Earlier this month, a
train derailed in Ohio near the village of East Palestine, resulting in the release of vinyl chloride into the environment.
As the fallout grows from the derailment, investors will have to consider new developments. Here are seven things to know about the situation, along with some context.
A Norfolk Southern (ticker: NSC) train carrying hazardous chemicals derailed in East Palestine, Ohio, on Feb. 3. Gas had to be released from the train on Feb. 7 to prevent an explosion. Service on the rail line has been restored, and the National Transportation Safety Board, the Environmental Protection Agency, and Norfolk Southern are still on site assessing the situation and providing assistance for local families.
The Ohio governor Mike DeWine ordered a 1-mile-by-2-mile area around the derailment site to be evacuated on Feb. 6.
“Norfolk Southern has been closely coordinating with the Columbiana County Health District, Ohio Department of Health, Ohio EPA, and the U.S. EPA, as well as its own experts and contractors to monitor and mitigate environmental issues and concerns,” the company said on its website, where it is providing updates about its response.
Norfolk Southern didn’t immediately respond to a request for comment about the derailment.
What is Vinyl Chloride?
Vinyl chloride is a colorless, odorless, flammable gas. Most vinyl chloride goes into making polyvinyl chloride, or PVC, which is a hard plastic used in a number of common products, such as plumbing pipes.
Vinyl chloride is a hazardous substance and can cause cancer, according to the EPA.
Who Makes It?
In the U.S., vinyl chloride is produced by
(WLK); OxyChem, which is owned by
(OXY); Olin (OLN); divisions of
Most of the production assets are in Texas and Louisiana, where the companies have easy access to raw materials and chemical engineering expertise.
Formosa said it doesn’t believe any of its product was on board the derailed train. The other companies haven’t responded to a request for comment.
Railroads Move a Lot of Chemicals
U.S. railroads move about 2.2 million carloads of chemical products each year, out of a total of roughly 12 million carloads. Gases, such as vinyl chloride, only account for about 2% of total shipments.
Railroads account for about 40% of all long-haul freight miles in the U.S.
Is It Safe?
The railroad industry says transporting hazardous materials is safe, and the American Association of Railroads says train accidents have fallen roughly 33% over the past 20 years. Hazardous material accidents are down 55% over that span.
“Railroads have approximately 10% of the hazmat accidents [that] trucks have despite roughly equal hazmat ton-mileage,” say current Association materials available on its website, adding that more than 99.9% of shipments reach their final destination with no hazardous material release.
What Does This Mean for the Stock?
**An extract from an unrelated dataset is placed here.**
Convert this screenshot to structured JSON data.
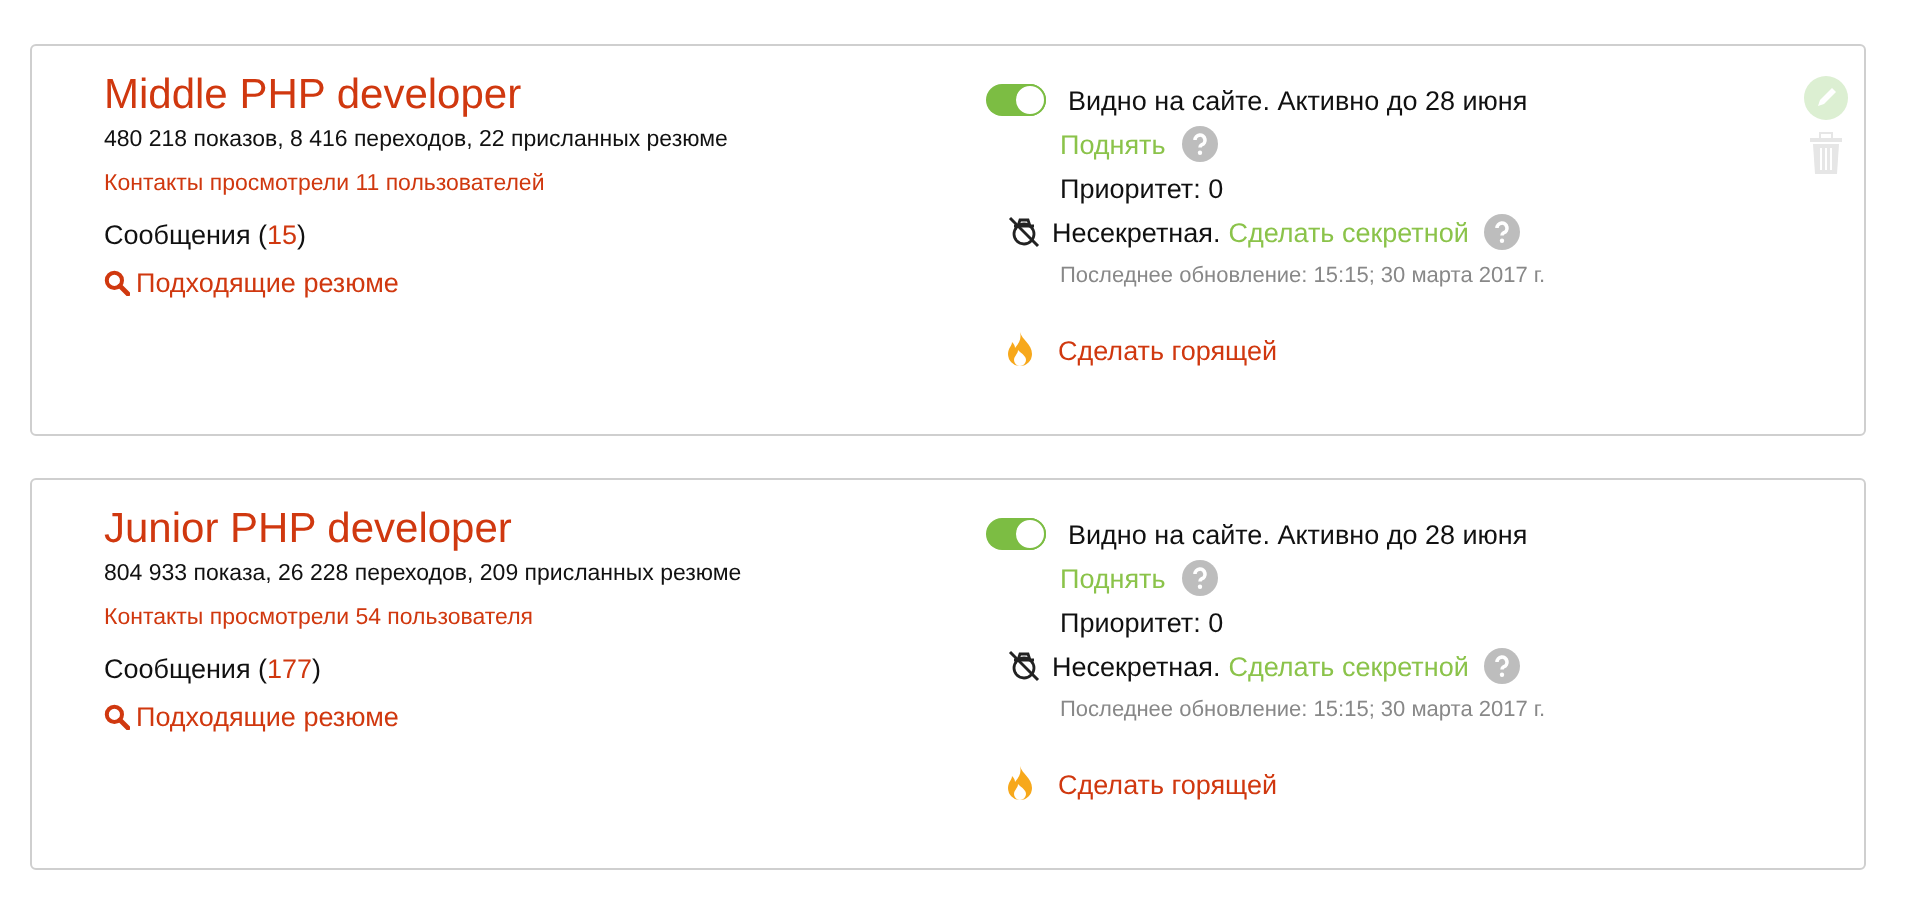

Norfolk Southern shares are down about 7% since the derailment occurred. The move has shaved about $4 billion off Norfolk’s market value. Shares of the vinyl chloride makers are up a little on average.
In comparison, the
is off about 1% over the same span, while the
Dow Jones Industrial Average
has gained just under 1%.
But longer-term, the derailment shouldn’t be a major factor for Norfolk shares, when looking at history.
“If history is a guide, the unfortunate event may not have much of a long-term impact on the rail carrier’s [stock price],” wrote Cowen analyst Jason Seidl in a Tuesday report. “We would view any noteworthy pullback as a buying opportunity.”
He rates shares Buy and has a $259 price target for shares.
Write to Al Root at email@example.com